The update is that the Louisiana legislature has turned down Gov. Kathleen Blanco's entreaty to set $300 million aside for ThyssenKrupp as part of broader legislation to lift a cap on state spending. She thinks she may still have time to get the additional money before the legislature adjourns Sunday, but she fell 11 votes short Monday and Republican and New Orleans-area opposition is strong.
If our earlier correspondent is correct -- that the subsidies demanded were too high for Alabama's taste -- failure of Blanco to get the money in Louisiana could leave Arkansas in the "lead" for the steel mill. Electric rates likely will be an issue here, however.

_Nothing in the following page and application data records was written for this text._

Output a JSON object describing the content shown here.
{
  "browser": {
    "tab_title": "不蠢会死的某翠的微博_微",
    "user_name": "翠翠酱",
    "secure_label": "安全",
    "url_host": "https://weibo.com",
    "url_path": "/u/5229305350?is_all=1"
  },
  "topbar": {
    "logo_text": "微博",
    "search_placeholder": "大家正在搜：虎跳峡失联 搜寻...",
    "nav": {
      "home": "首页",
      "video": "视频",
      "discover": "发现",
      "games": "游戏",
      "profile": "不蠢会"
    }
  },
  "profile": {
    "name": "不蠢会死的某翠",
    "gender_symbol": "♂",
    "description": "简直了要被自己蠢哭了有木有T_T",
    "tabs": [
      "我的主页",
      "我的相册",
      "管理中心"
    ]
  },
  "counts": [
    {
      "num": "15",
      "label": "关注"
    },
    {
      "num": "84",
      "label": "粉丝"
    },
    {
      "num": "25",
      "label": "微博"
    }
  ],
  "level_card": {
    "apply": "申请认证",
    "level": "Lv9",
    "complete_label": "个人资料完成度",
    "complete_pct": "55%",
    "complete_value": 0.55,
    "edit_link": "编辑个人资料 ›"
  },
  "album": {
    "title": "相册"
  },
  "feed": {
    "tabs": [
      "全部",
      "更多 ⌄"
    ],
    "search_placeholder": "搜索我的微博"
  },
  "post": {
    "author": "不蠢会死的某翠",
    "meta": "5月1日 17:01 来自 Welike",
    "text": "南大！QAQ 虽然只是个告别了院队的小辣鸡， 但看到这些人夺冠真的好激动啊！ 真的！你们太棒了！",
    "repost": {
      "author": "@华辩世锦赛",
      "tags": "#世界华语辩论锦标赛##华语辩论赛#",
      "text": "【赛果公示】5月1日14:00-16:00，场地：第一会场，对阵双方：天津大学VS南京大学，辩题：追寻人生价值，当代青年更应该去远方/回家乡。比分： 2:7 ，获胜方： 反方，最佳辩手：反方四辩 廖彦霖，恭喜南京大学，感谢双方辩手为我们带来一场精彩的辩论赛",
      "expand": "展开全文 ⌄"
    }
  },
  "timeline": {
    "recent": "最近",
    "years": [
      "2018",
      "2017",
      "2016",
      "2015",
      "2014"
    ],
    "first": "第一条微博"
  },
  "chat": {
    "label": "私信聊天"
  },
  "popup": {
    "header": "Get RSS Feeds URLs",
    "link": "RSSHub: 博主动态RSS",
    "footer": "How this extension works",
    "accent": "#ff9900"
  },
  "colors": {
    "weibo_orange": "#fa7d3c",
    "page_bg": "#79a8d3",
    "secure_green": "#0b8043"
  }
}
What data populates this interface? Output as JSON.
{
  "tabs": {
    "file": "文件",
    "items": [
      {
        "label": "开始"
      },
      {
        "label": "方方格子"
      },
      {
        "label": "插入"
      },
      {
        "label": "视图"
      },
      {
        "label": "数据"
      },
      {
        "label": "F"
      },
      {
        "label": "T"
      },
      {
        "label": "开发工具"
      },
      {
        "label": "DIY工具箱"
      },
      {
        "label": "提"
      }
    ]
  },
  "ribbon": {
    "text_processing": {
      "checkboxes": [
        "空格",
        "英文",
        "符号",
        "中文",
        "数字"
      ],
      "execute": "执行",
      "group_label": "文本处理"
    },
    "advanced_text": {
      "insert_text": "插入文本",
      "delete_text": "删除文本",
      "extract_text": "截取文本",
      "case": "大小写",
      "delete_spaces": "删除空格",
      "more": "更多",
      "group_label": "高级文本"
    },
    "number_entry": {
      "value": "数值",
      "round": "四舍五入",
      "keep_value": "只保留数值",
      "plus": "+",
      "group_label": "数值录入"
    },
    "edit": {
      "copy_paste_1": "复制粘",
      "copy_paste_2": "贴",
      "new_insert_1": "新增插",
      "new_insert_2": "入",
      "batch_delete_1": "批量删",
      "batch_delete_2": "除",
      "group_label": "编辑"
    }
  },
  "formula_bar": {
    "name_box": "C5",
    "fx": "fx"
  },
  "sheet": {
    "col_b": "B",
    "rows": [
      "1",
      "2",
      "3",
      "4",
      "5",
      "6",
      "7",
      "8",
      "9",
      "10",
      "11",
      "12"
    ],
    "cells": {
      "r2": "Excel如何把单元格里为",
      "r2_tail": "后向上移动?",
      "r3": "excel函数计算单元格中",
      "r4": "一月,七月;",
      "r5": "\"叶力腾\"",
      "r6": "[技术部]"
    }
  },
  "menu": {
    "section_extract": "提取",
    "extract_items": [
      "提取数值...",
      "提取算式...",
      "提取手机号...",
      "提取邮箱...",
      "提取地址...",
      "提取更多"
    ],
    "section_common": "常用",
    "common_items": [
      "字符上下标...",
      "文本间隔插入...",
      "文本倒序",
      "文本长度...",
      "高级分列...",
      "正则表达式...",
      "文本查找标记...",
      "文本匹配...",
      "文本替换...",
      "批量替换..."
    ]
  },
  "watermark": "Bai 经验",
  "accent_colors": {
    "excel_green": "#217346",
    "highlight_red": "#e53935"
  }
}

Understand. The state must play the incentives game because all of them do. But there's a point at which the cost might be too high. Is $333,000 per job a good deal for a plant with unknown environmental costs? It's a lot, that's for sure. If each job pays $60,000 per year and you figure that the average taxpayer pays about 10 percent of his gross income in state and local taxes, it would take better than 15 years before tax revenue, including local taxes, recouped the base outlay by the state. Sure there are multipliers as the money moves through the economy, but there are also new infrastructure costs required by such a facility and the people who work there -- streets, police, fire, sewer, water, schools, etc. I'm not making the case either way, merely saying that every business must weigh costs of a project against potential return. The state should be no different.